Chat: book one
(Rainwater Press, 2014) 132 pages
In the days before Facebook, Skype, and Twitter…
Two strangers begin a conversation online. It’s 1995, and the Internet is new and uncharted territory. No status updates, no photos, no tweets, no video chats. All they have to share with one another are their words.
Max, a restless advertising copywriter who’s new to the online world, boldly strikes up an email conversation with Bev, a tough-minded book editor who’s been online since the ’80s. With charm, wit, and persistence, Max chips away at Bev’s reluctant façade until the two are sharing secrets they wouldn’t dream of telling anyone in “real life.”

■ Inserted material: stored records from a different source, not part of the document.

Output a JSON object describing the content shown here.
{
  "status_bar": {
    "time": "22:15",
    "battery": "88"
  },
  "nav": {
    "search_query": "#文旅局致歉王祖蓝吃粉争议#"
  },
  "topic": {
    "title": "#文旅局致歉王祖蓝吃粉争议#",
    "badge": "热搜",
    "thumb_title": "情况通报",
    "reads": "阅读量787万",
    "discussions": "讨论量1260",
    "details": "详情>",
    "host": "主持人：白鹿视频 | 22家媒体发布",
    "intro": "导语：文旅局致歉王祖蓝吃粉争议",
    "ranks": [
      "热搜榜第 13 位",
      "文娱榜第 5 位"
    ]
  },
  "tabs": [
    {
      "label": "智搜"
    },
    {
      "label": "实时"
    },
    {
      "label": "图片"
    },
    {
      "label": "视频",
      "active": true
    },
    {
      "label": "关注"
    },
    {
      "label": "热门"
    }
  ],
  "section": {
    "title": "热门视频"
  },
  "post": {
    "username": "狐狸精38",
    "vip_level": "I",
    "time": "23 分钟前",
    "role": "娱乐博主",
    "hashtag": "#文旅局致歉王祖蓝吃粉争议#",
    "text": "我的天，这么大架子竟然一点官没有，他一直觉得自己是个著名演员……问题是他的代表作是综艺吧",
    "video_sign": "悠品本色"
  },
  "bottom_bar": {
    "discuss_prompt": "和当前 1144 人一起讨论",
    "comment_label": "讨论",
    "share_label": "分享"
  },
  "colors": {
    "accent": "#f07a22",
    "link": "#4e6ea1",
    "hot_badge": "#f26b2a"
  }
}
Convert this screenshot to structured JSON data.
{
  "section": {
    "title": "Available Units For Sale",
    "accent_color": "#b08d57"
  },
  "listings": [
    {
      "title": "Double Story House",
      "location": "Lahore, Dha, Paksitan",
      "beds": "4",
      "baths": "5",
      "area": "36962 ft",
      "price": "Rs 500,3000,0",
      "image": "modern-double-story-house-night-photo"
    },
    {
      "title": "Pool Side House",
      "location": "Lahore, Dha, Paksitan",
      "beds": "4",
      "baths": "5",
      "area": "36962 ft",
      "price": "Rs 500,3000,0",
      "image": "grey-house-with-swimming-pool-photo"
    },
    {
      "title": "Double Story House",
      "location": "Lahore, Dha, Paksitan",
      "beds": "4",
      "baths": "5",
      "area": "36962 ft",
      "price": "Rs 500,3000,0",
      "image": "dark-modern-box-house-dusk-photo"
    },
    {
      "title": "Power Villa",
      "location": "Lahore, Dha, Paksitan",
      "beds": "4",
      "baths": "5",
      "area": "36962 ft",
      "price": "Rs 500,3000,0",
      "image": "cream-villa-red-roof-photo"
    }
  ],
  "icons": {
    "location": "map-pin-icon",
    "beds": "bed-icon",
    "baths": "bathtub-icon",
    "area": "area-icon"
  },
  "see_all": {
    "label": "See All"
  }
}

Hailed as “Silicon Valley’s Story of O,” the story of Bev and Max’s relationship gradually becomes more intense, unfolding entirely through their online messages. Since Chat’s first publication in 1995, readers have found themselves unable to resist the temptation to “eavesdrop” on Bev and Max’s increasingly intimate correspondence as she slowly opens up to him and he becomes more fascinated by her.
This newest edition of the acclaimed Chat, Connect, and Crash series offers a snapshot of the emerging technology and online culture of the 1990s, but the story of Bev and Max is—above all else—entertaining, compelling, and timeless.
critical praise for the original chat, connect, crash series:
“This is Chekhov for the ’90s: lust, romance, and adultery, cyber-style.” — Mademoiselle
“Silicon Valley’s Story of O. From the first page, we’re hooked.” — House Organ: A Magazine of the Arts
“Draws you from page to page. Sequels are on the way, and I can hardly wait.” — The New York Times
“You won’t need a modem to appreciate the charm of this virtual romance.” — Glamour
“[Bev and Max’s] mingling is electric.” — Washington Post Book World
“A hip look at the Internet cyberculture and how it has changed the dynamic of present-day relationships.” — The Review Zone
“Fully drawn, believable characters. There’s a very warm body at the end of each cold computer connection.” — The Orange County Register
“A lively, free-flowing, spontaneous outburst of curiosity, anxiety and hope.” — Syracuse Herald-American
“A love story that is completely modern, full of passion, wit and fun.” — Central PA Magazine
“[McCarthy] gives the headstrong-girl-meets-self-sufficient-boy story a refreshing twist.” — Publishers Weekly
“So authentic—down to the convoluted stumbling that takes place in cyber-relationships—that it’s unexpectedly entertaining.” — St. Louis Post Dispatch
“McCarthy has brought 18th-century epistolary novels into modern times.” — Atlanta Journal Constitution